A controversy erupted, complete with hate mail attacking it as blasphemous. Overruling the dean of the cathedral at the time, the suffragan bishop of the Episcopal Diocese of New York called the statue “theologically and historically indefensible” and ordered Ms. Sandys to take it away.
This time, it is being installed on the altar in the Chapel of St. Saviour as the centerpiece of “The Christa Project: Manifesting Divine Bodies,” an exhibition of more than 50 contemporary works that interpret — or reinterpret — the symbolism associated with the image of Jesus.
Times have changed, Ms. Sandys said on Monday as the statue arrived at the cathedral, swaddled in the kind of dark gray blankets that movers wrap around furniture.
“It was startling then,” said Ms. Sandys, who is a granddaughter of Winston Churchill and whose name is pronounced “sands.” “Now? Well, we have women bishops now.”
The current dean of the cathedral, the Very Rev. James A. Kowalski, saw the return of the statue as “an opportunity to reframe the conversation and, frankly, do a better job than the first time.”
On her website, Edwina Sandys quotes Reverend James Parks Morton, who says: “Christa simply reminded viewers that women as well as men are called upon to share the suffering of Christ.”

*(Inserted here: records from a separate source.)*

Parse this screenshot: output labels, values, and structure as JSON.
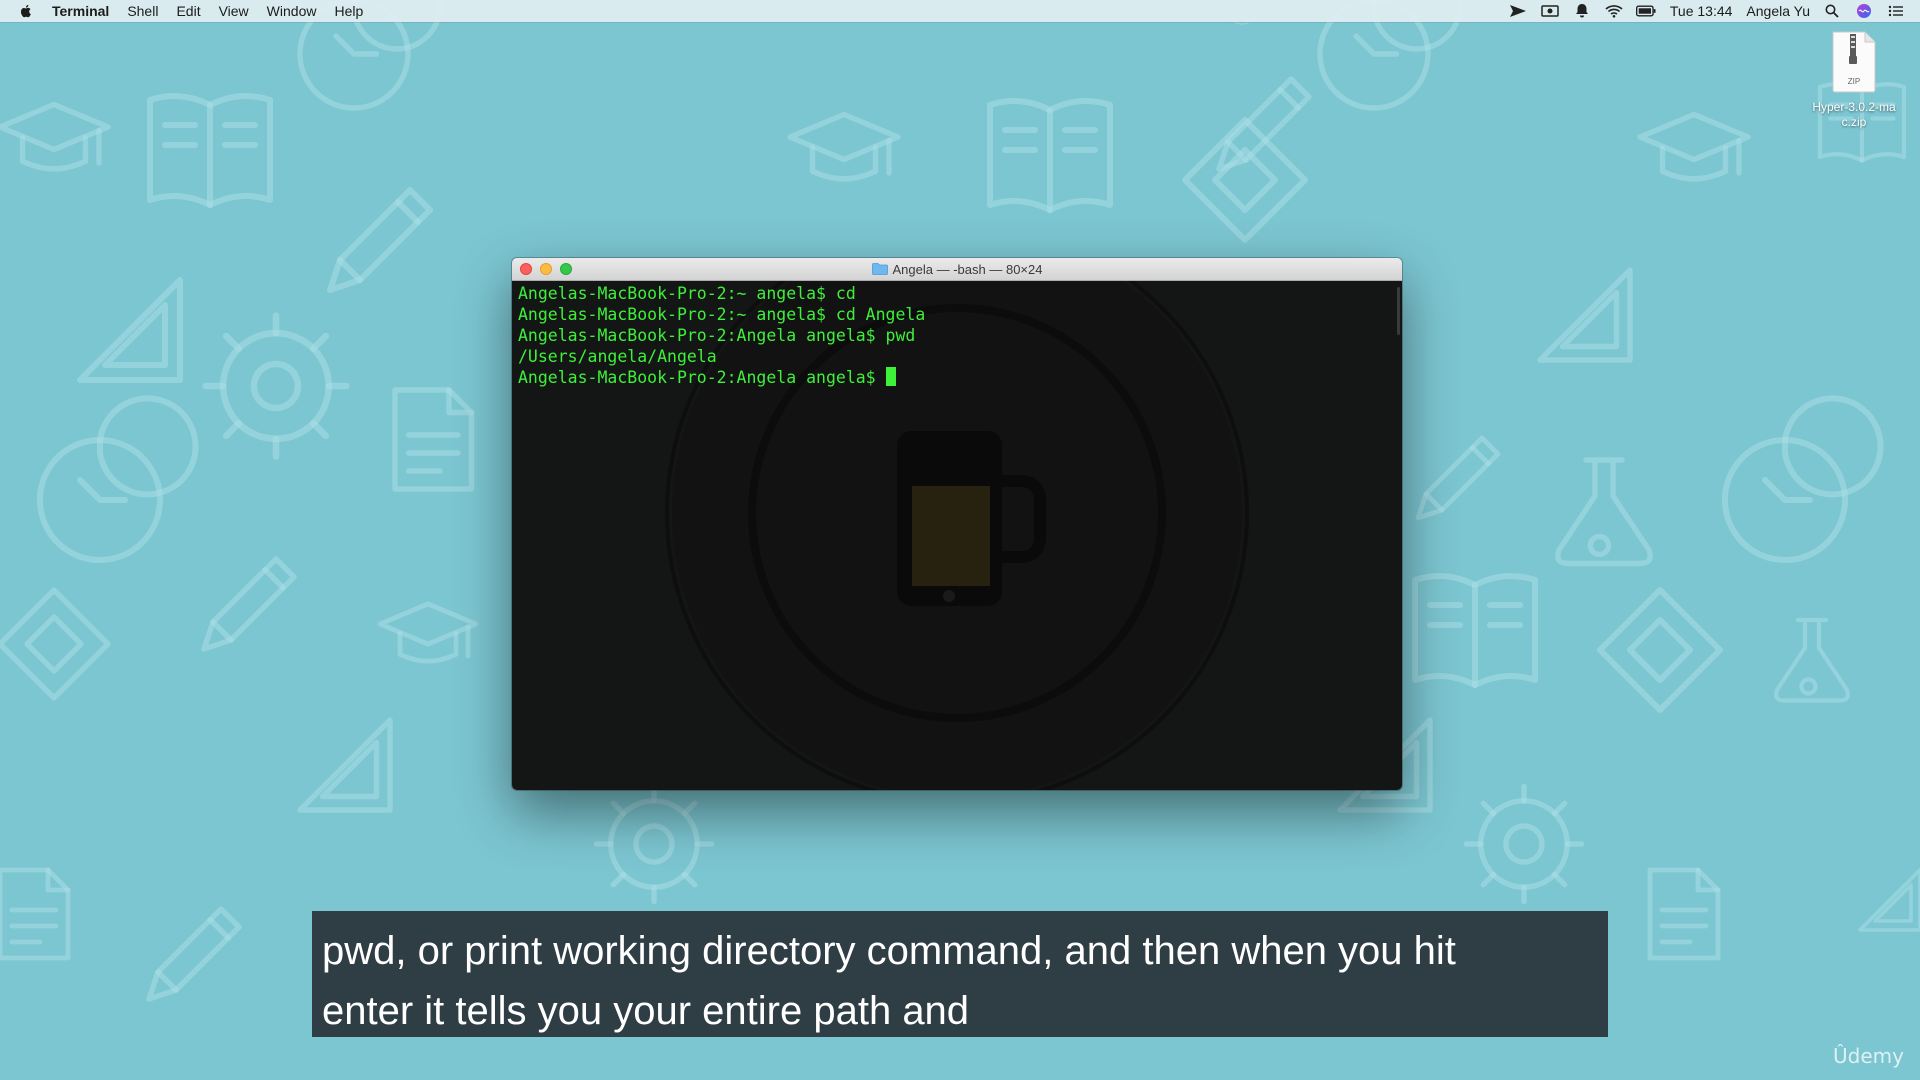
{
  "menubar": {
    "apple_icon": "apple-logo-icon",
    "items": [
      "Terminal",
      "Shell",
      "Edit",
      "View",
      "Window",
      "Help"
    ],
    "status_icons": [
      "send-icon",
      "screen-record-icon",
      "notification-icon",
      "wifi-icon",
      "battery-icon"
    ],
    "clock": "Tue 13:44",
    "user": "Angela Yu",
    "right_icons": [
      "spotlight-icon",
      "siri-icon",
      "notification-center-icon"
    ]
  },
  "desktop": {
    "file_icon": "zip-file-icon",
    "file_badge": "ZIP",
    "file_label": "Hyper-3.0.2-mac.zip"
  },
  "terminal": {
    "title": "Angela — -bash — 80×24",
    "lines": [
      "Angelas-MacBook-Pro-2:~ angela$ cd",
      "Angelas-MacBook-Pro-2:~ angela$ cd Angela",
      "Angelas-MacBook-Pro-2:Angela angela$ pwd",
      "/Users/angela/Angela"
    ],
    "prompt": "Angelas-MacBook-Pro-2:Angela angela$ ",
    "text_color": "#3ef03a",
    "background_color": "#141615"
  },
  "subtitle": {
    "line1": "pwd, or print working directory command, and then when you hit",
    "line2": "enter it tells you your entire path and"
  },
  "watermark_text": "Ûdemy",
  "colors": {
    "desktop_background": "#7cc6d1",
    "subtitle_background": "#2a343a"
  }
}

But when the image was first displayed in 1984, others had a different reaction:
Bishop Walter Dennis accused the Cathedral Dean, the Very Rev. James Park Morton, of ”desecrating our symbols.” Bishop Dennis, who is in charge of the diocese while Bishop Paul Moore Jr. is on a leave of absence, said the display was ”theologically and historically indefensible.” ”I ask you to visit the cathedral,” he said in a statement. ”If it shocks you as much as it did me, then write to Bishop Moore and tell him so.” The statue was created by Edwina Sandys, a New York City sculptor who is a granddaughter of Winston Churchill. The work is on temporary display behind the main altar. The 4-foot, 250- pound figure is in a crucified posture without a cross. Dean Morton defended his decision, noting that worshipers had adapted Jesus to various cultural and racial settings. He acknowledged that some viewers had been ”scandalized” but that the reaction had been ”overwhelmingly positive.”
You can see the image here.
Photo: Cathedral of St. John the Divine website